An Interview with Rosa von Praunheim
“In terms of openness, a lot has changed”
Self-confidence, courageous commitment and his film “It Is Not the Homosexual Who Is Perverse, But the Society in Which He Lives” (Nicht der Homosexuelle ist pervers, sondern die Situation, in der er lebt) made Rosa von Praunheim a pioneer of the German gay movement in the early 1970s. The director, author and former film school professor shook up West Germany with his outing actions and made numerous, mainly queer films.
Mr. von Praunheim, a certain pleasure in provocation and breaking taboos runs through your whole career. You triggered considerable controversy in the early 1990s by outing celebrities such as Hape Kerkeling and Alfred Biolek on a TV show. Would you do such things again?
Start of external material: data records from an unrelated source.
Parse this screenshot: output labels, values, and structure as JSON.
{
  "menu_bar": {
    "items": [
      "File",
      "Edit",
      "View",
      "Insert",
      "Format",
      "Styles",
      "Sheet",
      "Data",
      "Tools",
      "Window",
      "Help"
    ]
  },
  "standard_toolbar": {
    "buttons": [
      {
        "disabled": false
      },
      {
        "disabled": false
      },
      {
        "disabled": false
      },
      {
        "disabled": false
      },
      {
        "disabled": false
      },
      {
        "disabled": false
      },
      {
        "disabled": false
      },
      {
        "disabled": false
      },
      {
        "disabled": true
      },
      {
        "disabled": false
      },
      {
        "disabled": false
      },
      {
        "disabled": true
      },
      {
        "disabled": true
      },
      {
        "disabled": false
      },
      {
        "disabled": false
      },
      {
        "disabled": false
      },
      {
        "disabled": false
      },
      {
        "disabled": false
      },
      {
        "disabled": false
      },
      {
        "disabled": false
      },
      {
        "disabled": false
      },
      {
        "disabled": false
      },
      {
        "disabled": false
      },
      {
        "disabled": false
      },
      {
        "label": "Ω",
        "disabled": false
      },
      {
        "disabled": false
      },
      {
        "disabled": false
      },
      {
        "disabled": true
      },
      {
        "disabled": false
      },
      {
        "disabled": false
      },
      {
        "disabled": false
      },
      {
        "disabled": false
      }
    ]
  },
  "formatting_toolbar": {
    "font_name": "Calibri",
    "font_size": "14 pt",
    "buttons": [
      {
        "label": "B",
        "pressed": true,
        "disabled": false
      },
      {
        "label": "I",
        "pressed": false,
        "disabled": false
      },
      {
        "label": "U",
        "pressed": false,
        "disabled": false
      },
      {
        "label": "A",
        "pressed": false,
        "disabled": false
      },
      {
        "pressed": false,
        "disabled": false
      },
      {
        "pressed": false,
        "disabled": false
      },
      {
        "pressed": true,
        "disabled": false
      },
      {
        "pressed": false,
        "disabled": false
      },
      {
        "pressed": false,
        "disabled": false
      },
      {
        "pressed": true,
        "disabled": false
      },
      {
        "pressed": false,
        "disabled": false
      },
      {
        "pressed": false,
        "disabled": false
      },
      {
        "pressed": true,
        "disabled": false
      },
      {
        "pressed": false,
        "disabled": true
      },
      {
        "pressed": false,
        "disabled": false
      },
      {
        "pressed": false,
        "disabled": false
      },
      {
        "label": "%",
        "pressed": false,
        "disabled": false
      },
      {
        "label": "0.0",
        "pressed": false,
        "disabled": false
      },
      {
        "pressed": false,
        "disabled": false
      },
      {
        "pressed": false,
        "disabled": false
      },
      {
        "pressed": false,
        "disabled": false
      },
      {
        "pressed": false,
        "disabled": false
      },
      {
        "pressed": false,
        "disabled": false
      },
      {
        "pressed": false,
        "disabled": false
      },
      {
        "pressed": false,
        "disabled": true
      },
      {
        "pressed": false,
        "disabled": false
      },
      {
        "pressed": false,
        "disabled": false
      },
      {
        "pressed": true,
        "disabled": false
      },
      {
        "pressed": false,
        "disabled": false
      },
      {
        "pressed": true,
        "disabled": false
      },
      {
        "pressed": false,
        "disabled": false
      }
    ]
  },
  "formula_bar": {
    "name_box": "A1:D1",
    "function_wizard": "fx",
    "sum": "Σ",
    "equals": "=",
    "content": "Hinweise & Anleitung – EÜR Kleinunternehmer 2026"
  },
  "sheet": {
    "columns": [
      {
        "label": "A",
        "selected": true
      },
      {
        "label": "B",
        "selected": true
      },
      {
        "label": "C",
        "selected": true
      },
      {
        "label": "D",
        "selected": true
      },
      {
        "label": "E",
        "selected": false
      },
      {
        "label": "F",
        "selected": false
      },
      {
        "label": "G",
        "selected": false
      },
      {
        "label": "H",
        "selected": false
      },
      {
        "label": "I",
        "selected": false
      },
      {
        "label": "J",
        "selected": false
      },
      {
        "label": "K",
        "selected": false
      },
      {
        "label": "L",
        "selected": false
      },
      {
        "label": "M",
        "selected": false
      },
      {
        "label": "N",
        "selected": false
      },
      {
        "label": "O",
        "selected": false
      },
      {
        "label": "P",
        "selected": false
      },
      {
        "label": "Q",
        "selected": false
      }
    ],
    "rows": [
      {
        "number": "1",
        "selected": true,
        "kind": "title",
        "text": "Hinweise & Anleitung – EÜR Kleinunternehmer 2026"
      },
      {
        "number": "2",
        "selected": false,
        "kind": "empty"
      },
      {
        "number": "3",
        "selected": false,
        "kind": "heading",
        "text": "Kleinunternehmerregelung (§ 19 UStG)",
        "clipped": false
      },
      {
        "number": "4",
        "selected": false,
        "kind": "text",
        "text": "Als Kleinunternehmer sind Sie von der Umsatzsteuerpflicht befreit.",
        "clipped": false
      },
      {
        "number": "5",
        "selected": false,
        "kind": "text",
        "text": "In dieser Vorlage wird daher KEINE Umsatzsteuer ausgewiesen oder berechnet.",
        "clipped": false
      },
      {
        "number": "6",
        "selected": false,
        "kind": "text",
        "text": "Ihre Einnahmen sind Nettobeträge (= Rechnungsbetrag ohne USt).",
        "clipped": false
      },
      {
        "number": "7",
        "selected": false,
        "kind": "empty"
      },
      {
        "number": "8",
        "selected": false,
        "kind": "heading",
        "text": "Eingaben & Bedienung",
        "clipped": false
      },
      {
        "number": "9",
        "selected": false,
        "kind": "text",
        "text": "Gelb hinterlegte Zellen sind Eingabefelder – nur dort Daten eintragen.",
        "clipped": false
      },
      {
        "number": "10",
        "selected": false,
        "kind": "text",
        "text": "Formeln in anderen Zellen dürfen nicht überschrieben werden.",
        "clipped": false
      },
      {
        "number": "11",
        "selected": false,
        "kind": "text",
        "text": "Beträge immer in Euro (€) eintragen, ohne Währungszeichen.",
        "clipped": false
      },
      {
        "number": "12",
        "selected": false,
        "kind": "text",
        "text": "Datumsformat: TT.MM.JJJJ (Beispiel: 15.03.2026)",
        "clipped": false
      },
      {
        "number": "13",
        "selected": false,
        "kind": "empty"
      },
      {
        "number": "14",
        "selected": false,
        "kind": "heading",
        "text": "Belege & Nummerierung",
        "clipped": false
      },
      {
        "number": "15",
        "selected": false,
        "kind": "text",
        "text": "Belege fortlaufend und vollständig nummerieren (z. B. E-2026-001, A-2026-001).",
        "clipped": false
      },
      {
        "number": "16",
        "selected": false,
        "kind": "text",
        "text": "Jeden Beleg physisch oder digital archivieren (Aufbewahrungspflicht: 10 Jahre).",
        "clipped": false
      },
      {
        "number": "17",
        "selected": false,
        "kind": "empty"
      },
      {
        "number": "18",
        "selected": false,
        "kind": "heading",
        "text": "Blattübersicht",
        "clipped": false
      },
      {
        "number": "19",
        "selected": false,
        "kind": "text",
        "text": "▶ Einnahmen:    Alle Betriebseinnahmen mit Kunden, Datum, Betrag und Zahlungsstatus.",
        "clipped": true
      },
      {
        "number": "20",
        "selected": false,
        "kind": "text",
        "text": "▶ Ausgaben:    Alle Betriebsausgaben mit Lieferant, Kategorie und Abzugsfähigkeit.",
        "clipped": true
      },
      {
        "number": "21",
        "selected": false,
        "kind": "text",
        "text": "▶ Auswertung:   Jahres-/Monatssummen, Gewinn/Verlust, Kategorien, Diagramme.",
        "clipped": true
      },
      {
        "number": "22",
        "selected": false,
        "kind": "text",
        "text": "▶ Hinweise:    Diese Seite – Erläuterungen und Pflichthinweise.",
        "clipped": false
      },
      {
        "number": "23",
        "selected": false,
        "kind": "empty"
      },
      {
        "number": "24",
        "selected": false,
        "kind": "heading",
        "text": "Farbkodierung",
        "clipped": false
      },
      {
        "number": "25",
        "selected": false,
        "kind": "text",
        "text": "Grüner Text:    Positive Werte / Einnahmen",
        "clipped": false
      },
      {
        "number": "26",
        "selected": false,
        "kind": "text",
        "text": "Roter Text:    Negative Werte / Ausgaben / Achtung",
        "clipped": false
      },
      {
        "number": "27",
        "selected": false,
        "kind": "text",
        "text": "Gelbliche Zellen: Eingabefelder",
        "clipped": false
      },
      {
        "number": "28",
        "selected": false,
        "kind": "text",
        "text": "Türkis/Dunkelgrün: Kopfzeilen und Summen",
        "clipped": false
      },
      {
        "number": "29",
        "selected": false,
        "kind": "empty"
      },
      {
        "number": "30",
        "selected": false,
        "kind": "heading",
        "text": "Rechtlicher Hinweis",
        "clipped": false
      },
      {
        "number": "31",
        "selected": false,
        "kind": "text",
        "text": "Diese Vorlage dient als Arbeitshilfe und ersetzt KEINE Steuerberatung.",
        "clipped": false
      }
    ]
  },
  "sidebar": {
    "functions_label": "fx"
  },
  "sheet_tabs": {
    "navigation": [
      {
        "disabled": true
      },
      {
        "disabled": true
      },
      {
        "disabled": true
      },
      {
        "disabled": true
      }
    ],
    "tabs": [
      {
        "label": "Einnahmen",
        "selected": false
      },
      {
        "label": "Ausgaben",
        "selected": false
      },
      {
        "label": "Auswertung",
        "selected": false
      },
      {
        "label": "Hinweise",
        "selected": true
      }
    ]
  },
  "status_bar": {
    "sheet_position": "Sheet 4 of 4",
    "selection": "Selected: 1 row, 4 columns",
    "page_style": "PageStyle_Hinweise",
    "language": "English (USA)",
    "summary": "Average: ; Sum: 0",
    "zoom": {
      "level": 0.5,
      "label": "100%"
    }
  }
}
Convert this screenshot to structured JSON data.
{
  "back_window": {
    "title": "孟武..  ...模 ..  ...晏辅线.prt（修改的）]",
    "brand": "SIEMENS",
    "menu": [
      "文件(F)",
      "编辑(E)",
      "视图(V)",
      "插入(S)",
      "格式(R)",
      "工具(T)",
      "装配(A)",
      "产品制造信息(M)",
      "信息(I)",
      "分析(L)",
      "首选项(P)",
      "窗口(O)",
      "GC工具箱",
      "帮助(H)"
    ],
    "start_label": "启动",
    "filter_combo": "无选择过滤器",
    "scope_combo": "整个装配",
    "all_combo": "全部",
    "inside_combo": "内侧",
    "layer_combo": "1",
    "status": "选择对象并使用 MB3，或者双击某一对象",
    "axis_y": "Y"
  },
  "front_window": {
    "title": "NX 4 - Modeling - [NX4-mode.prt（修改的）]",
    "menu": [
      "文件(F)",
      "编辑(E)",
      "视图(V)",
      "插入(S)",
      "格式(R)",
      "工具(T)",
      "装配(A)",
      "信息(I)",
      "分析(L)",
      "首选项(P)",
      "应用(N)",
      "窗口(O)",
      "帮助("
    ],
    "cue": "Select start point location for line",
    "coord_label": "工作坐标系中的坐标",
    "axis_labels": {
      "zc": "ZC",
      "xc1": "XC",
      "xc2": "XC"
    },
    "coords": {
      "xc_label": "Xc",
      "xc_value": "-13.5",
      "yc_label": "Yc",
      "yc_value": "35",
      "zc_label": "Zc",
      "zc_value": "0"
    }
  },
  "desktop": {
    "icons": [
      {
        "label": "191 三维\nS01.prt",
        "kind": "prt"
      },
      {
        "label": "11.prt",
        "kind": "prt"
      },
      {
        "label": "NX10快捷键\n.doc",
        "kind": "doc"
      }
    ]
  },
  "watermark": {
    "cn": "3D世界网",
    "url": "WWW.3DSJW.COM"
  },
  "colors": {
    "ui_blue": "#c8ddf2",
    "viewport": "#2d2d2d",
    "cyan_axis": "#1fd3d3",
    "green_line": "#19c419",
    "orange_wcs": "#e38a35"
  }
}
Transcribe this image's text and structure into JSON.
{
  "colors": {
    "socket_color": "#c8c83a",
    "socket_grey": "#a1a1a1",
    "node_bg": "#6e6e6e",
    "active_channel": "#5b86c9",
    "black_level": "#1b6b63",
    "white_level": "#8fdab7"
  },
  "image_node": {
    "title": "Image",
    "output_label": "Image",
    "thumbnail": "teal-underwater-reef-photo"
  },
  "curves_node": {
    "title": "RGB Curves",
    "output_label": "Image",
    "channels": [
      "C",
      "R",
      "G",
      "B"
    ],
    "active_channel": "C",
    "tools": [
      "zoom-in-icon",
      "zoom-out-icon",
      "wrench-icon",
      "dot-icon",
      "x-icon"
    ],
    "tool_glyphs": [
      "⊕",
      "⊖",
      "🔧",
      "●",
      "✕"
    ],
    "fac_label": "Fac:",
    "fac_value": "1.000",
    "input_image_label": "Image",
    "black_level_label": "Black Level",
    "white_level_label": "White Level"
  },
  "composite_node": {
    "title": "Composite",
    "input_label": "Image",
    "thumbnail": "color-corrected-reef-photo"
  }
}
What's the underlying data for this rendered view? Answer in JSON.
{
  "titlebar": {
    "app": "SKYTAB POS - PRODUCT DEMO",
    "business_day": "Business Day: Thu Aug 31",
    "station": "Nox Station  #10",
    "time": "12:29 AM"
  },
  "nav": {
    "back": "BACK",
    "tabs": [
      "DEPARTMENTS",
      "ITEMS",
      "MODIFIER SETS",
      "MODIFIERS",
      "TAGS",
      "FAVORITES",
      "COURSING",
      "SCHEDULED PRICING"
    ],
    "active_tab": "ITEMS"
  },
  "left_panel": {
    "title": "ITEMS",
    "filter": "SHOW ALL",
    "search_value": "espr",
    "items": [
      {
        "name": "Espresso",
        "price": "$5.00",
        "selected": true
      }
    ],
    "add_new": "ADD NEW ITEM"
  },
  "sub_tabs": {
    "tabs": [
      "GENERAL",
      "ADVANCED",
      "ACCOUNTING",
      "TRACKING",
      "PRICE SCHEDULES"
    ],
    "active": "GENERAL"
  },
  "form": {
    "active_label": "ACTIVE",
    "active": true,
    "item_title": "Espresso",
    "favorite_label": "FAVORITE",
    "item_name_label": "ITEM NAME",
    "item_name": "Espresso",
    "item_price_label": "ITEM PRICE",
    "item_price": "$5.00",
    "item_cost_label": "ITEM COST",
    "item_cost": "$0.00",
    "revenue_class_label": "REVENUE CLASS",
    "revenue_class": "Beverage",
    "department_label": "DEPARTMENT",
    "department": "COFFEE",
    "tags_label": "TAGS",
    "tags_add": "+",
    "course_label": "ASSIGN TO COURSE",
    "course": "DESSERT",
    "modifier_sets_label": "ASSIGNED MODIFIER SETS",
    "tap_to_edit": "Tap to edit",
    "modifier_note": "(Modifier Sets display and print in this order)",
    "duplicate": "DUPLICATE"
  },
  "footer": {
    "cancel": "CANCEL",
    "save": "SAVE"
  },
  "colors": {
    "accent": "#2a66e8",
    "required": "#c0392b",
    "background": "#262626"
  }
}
Outing was then a big thing. You can’t do something like that alone, but only with others, and that’s very difficult because I’m a loner really. But I certainly enjoyed it. I’ve made a film about David Berger, a gay religion teacher who was kicked out of his job, and tell how many gay Catholic priests there are. It would make sense to out gays in the Church. But that’s not for me to do. It’s a job for others.
How do you see outings today?
I think it changed journalism in a very positive way. Back then the media reported about gays only in connection with AIDS deaths, crime and what not. Suddenly, gays were presented quite normally in the press, without making a problem of them. That was a big improvement.
In “It Is Not the Homosexual Who Is Perverse, But the Society in Which He Lives” from 1971, your criticism was also aimed at the gay scene, from which you called for more commitment and struggle. What has changed since then?
Rosa von Praunheim – Pleasure in provocation | Photo: rosavonpraunheim.de One of the demands was that you should out yourself, be open about your homosexuality and talk about it in your circle of friends, with your parents, at the job. In terms of openness, a lot has changed. I think that many people now grow up more naturally with their gayness – supported by the internet, by gay groups and so on. This of course doesn’t apply to everyone. But because the social climate has changed, a large percentage can now live in their relationships more freely and openly.
Queer themes and strong womanOn the occasion of your 70th birthday, you’ve launched a mammoth project – “Rosa’s World”, with 70 new short films. Many revolve around queer themes, but you also devote some to strong woman. Why is it that in the course of your career you’re films have repeatedly concerned themselves with older women, ranging from Lotti Huber to Evelyn Künecke?
It began with my Aunt Lucie, who played in Die Bettwurst (i.e., The Bed Potato) and became famous because, with her wonderful naivety, directness and honesty, she embodied a very different type of woman from that which had been previously known in film. I’m interested in older woman particularly because with them you have an erotic, but not a sexual, relation, and because between them and gay men there is often a wonderful solidarity. Perhaps also because we mutually esteem each other and both belong to minorities that are discriminated against by hetero men.
You haven’t yet had a big commercial hit. What does success mean to you?
Success is everything. But success also means when someone takes up your work. Or when someone tells me that he likes one of the poems I write everyday. Or when a couple of viewers go to the movie theater to watch one of my films. Naturally, it would be great if a thousand or ten thousand people would go to see one of my films, or if hundreds of thousands saw one on TV. But you grow humbler with time, because you know how difficult it is to prevail in this media circus. You’ve been very lucky if you managed to do anything at all.
Rosa then and nowThe cartoonist Ralf König, to whom you recently devoted a documentary portrait “König des Comics” (i.e., King of the Comics), is also very successful with a heterosexual public. How do you account for that?
I think it’s the humor that makes it easier for straights to love gay life. Moreover, his comics and my films aren’t moralistic, but rather about everyday observations that could just as well apply to heterosexuals.
In the past your films and your commitment have initiated a good deal. Is there anything about which you’re particularly proud?
I don’t really know what to think about being “proud”. I’m happy that in my old age it’s been given me to continue working. My consciousness is focused more on the present and the future. The past and what I’ve done doesn’t really belong to me.
If you compare the Rosa of the early years with the Rosa of today, how much has he changed and how much has stayed the same?
I can’t say. I feel more like a seven year old. I notice this in the drawings I do. In them there’s something that was in me very early on and which I didn’t develop. So in this sense I’ve stayed the same. Very infantile. And that’s a wonderful feeling.